* **Records for this exercise**:

>>

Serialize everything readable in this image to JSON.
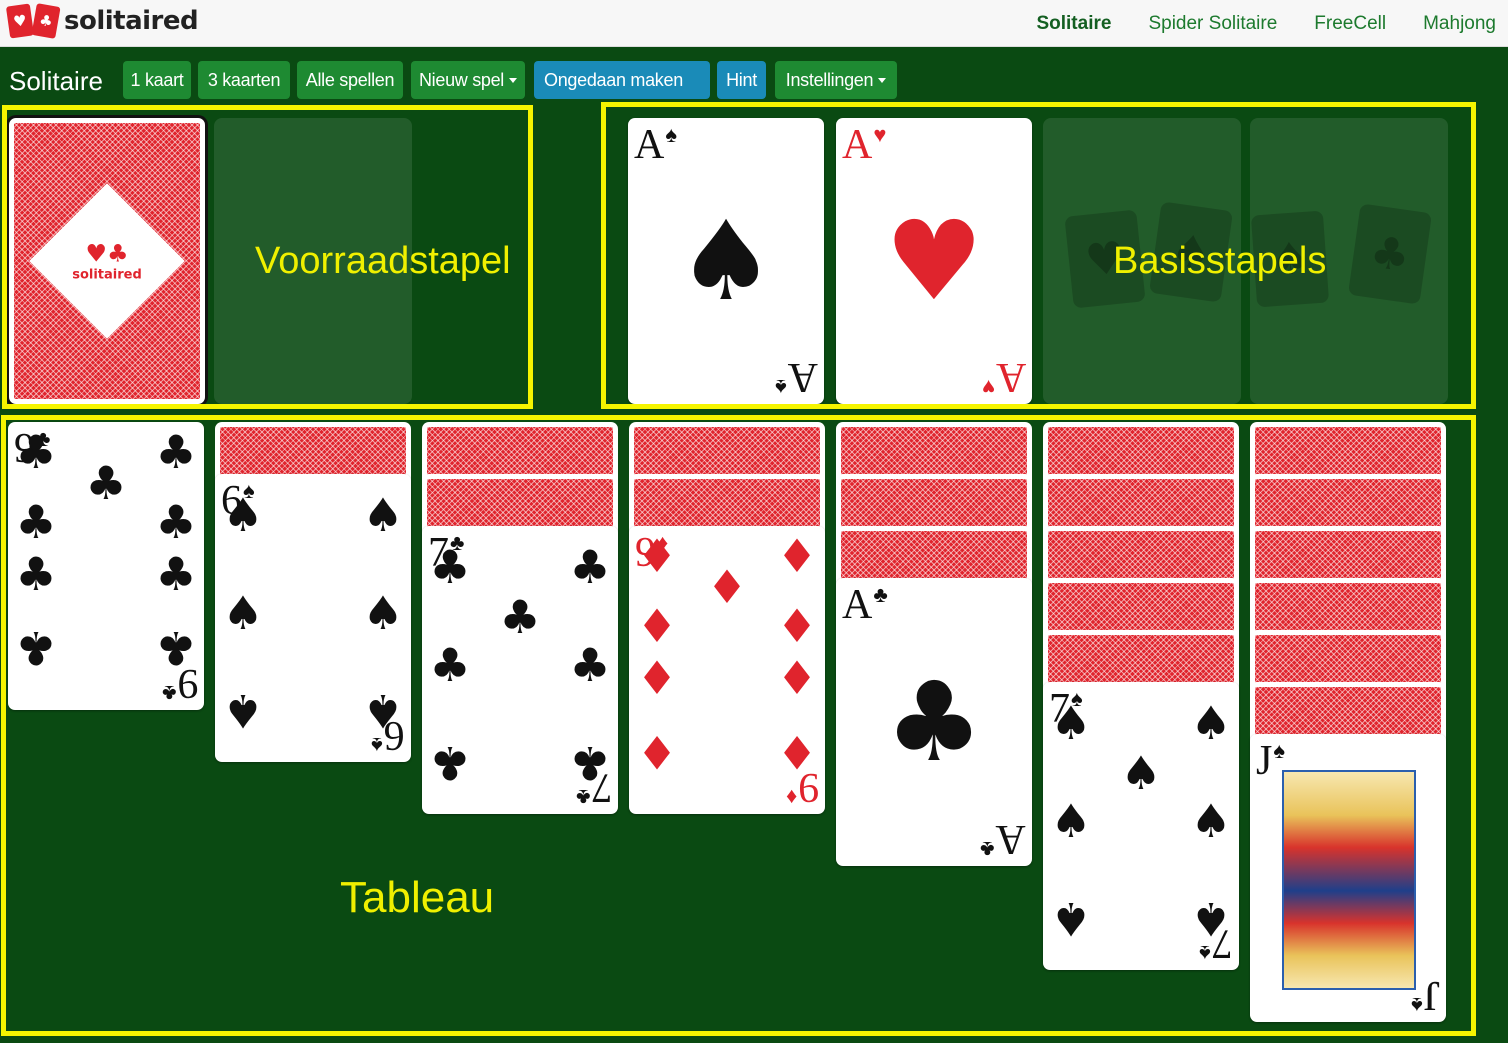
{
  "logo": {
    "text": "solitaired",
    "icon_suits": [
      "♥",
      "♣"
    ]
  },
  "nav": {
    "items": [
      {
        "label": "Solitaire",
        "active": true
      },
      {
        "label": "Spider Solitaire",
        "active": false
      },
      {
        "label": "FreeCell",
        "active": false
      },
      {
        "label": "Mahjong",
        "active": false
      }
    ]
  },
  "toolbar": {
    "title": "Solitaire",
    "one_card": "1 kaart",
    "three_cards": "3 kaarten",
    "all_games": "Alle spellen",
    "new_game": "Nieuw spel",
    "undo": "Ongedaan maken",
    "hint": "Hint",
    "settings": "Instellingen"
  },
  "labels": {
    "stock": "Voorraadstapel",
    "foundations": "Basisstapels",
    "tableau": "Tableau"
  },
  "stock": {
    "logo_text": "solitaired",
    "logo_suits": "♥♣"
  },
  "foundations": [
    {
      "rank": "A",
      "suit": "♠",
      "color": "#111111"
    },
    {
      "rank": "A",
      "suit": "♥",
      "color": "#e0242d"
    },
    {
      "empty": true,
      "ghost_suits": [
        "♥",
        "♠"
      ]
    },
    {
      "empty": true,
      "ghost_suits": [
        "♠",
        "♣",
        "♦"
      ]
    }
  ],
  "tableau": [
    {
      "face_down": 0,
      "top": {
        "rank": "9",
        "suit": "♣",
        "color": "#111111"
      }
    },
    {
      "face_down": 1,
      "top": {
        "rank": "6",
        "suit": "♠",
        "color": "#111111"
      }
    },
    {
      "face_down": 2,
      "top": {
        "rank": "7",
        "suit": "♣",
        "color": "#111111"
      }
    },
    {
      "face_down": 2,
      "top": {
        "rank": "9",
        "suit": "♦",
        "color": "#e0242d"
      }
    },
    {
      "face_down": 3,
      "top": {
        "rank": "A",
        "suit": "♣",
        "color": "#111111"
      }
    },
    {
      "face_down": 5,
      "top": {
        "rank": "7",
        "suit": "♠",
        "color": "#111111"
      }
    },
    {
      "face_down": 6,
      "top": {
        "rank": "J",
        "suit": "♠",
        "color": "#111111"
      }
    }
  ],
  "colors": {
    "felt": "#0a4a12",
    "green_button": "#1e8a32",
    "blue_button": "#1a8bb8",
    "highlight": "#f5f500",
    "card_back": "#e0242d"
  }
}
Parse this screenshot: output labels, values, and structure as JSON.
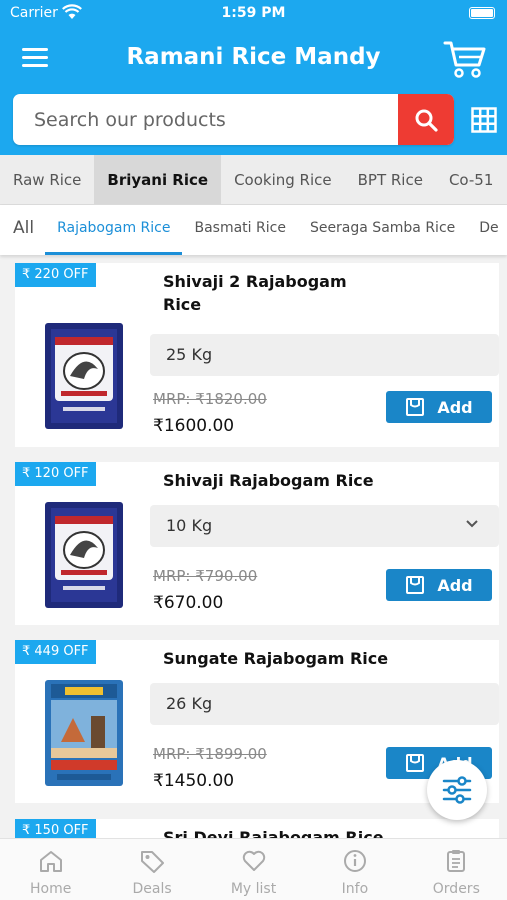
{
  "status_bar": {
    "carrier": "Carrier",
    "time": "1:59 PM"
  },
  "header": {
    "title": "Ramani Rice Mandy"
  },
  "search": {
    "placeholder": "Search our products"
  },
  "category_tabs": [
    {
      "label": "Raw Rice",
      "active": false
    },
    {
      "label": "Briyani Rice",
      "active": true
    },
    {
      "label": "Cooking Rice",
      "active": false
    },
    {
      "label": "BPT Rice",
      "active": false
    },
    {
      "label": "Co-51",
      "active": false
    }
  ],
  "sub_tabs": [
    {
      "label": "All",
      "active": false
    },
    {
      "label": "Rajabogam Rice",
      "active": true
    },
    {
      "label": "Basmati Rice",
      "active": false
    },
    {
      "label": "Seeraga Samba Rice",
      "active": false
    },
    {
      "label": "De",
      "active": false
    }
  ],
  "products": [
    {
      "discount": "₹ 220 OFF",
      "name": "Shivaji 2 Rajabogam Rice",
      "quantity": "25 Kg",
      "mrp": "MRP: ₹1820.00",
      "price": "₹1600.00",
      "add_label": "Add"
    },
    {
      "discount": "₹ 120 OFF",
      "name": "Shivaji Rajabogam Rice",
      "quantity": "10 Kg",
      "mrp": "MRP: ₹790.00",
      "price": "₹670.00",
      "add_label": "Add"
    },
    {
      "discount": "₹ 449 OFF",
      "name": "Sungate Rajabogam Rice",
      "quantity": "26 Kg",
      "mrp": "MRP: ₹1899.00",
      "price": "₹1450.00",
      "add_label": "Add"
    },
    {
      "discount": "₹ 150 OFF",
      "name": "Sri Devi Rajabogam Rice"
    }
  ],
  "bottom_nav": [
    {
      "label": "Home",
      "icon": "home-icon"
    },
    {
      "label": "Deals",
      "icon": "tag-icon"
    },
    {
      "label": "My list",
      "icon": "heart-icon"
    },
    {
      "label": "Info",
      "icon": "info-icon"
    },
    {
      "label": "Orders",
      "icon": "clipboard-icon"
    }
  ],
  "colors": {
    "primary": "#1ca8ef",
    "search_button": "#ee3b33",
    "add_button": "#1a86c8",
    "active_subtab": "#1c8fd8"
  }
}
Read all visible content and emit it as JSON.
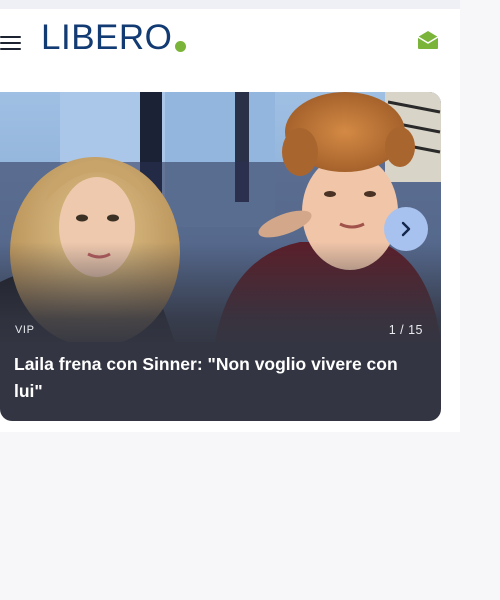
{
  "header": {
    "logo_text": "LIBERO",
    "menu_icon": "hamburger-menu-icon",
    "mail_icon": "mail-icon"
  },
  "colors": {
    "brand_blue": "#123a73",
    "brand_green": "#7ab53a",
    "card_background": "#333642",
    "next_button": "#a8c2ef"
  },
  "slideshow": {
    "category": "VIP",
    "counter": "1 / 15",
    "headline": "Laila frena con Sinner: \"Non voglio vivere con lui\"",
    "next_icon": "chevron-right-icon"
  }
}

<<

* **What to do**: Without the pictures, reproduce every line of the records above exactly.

* **Response**:
Serialize everything readable in this image to JSON.
{
  "logo": {
    "text": "solitaired",
    "icon_suits": [
      "♥",
      "♣"
    ]
  },
  "nav": {
    "items": [
      {
        "label": "Solitaire",
        "active": true
      },
      {
        "label": "Spider Solitaire",
        "active": false
      },
      {
        "label": "FreeCell",
        "active": false
      },
      {
        "label": "Mahjong",
        "active": false
      }
    ]
  },
  "toolbar": {
    "title": "Solitaire",
    "one_card": "1 kaart",
    "three_cards": "3 kaarten",
    "all_games": "Alle spellen",
    "new_game": "Nieuw spel",
    "undo": "Ongedaan maken",
    "hint": "Hint",
    "settings": "Instellingen"
  },
  "labels": {
    "stock": "Voorraadstapel",
    "foundations": "Basisstapels",
    "tableau": "Tableau"
  },
  "stock": {
    "logo_text": "solitaired",
    "logo_suits": "♥♣"
  },
  "foundations": [
    {
      "rank": "A",
      "suit": "♠",
      "color": "#111111"
    },
    {
      "rank": "A",
      "suit": "♥",
      "color": "#e0242d"
    },
    {
      "empty": true,
      "ghost_suits": [
        "♥",
        "♠"
      ]
    },
    {
      "empty": true,
      "ghost_suits": [
        "♠",
        "♣",
        "♦"
      ]
    }
  ],
  "tableau": [
    {
      "face_down": 0,
      "top": {
        "rank": "9",
        "suit": "♣",
        "color": "#111111"
      }
    },
    {
      "face_down": 1,
      "top": {
        "rank": "6",
        "suit": "♠",
        "color": "#111111"
      }
    },
    {
      "face_down": 2,
      "top": {
        "rank": "7",
        "suit": "♣",
        "color": "#111111"
      }
    },
    {
      "face_down": 2,
      "top": {
        "rank": "9",
        "suit": "♦",
        "color": "#e0242d"
      }
    },
    {
      "face_down": 3,
      "top": {
        "rank": "A",
        "suit": "♣",
        "color": "#111111"
      }
    },
    {
      "face_down": 5,
      "top": {
        "rank": "7",
        "suit": "♠",
        "color": "#111111"
      }
    },
    {
      "face_down": 6,
      "top": {
        "rank": "J",
        "suit": "♠",
        "color": "#111111"
      }
    }
  ],
  "colors": {
    "felt": "#0a4a12",
    "green_button": "#1e8a32",
    "blue_button": "#1a8bb8",
    "highlight": "#f5f500",
    "card_back": "#e0242d"
  }
}
Parse this screenshot: output labels, values, and structure as JSON.
{
  "status_bar": {
    "carrier": "Carrier",
    "time": "1:59 PM"
  },
  "header": {
    "title": "Ramani Rice Mandy"
  },
  "search": {
    "placeholder": "Search our products"
  },
  "category_tabs": [
    {
      "label": "Raw Rice",
      "active": false
    },
    {
      "label": "Briyani Rice",
      "active": true
    },
    {
      "label": "Cooking Rice",
      "active": false
    },
    {
      "label": "BPT Rice",
      "active": false
    },
    {
      "label": "Co-51",
      "active": false
    }
  ],
  "sub_tabs": [
    {
      "label": "All",
      "active": false
    },
    {
      "label": "Rajabogam Rice",
      "active": true
    },
    {
      "label": "Basmati Rice",
      "active": false
    },
    {
      "label": "Seeraga Samba Rice",
      "active": false
    },
    {
      "label": "De",
      "active": false
    }
  ],
  "products": [
    {
      "discount": "₹ 220 OFF",
      "name": "Shivaji 2 Rajabogam Rice",
      "quantity": "25 Kg",
      "mrp": "MRP: ₹1820.00",
      "price": "₹1600.00",
      "add_label": "Add"
    },
    {
      "discount": "₹ 120 OFF",
      "name": "Shivaji Rajabogam Rice",
      "quantity": "10 Kg",
      "mrp": "MRP: ₹790.00",
      "price": "₹670.00",
      "add_label": "Add"
    },
    {
      "discount": "₹ 449 OFF",
      "name": "Sungate Rajabogam Rice",
      "quantity": "26 Kg",
      "mrp": "MRP: ₹1899.00",
      "price": "₹1450.00",
      "add_label": "Add"
    },
    {
      "discount": "₹ 150 OFF",
      "name": "Sri Devi Rajabogam Rice"
    }
  ],
  "bottom_nav": [
    {
      "label": "Home",
      "icon": "home-icon"
    },
    {
      "label": "Deals",
      "icon": "tag-icon"
    },
    {
      "label": "My list",
      "icon": "heart-icon"
    },
    {
      "label": "Info",
      "icon": "info-icon"
    },
    {
      "label": "Orders",
      "icon": "clipboard-icon"
    }
  ],
  "colors": {
    "primary": "#1ca8ef",
    "search_button": "#ee3b33",
    "add_button": "#1a86c8",
    "active_subtab": "#1c8fd8"
  }
}
Read all visible content and emit it as JSON.
{
  "header": {
    "logo_text": "LIBERO",
    "menu_icon": "hamburger-menu-icon",
    "mail_icon": "mail-icon"
  },
  "colors": {
    "brand_blue": "#123a73",
    "brand_green": "#7ab53a",
    "card_background": "#333642",
    "next_button": "#a8c2ef"
  },
  "slideshow": {
    "category": "VIP",
    "counter": "1 / 15",
    "headline": "Laila frena con Sinner: \"Non voglio vivere con lui\"",
    "next_icon": "chevron-right-icon"
  }
}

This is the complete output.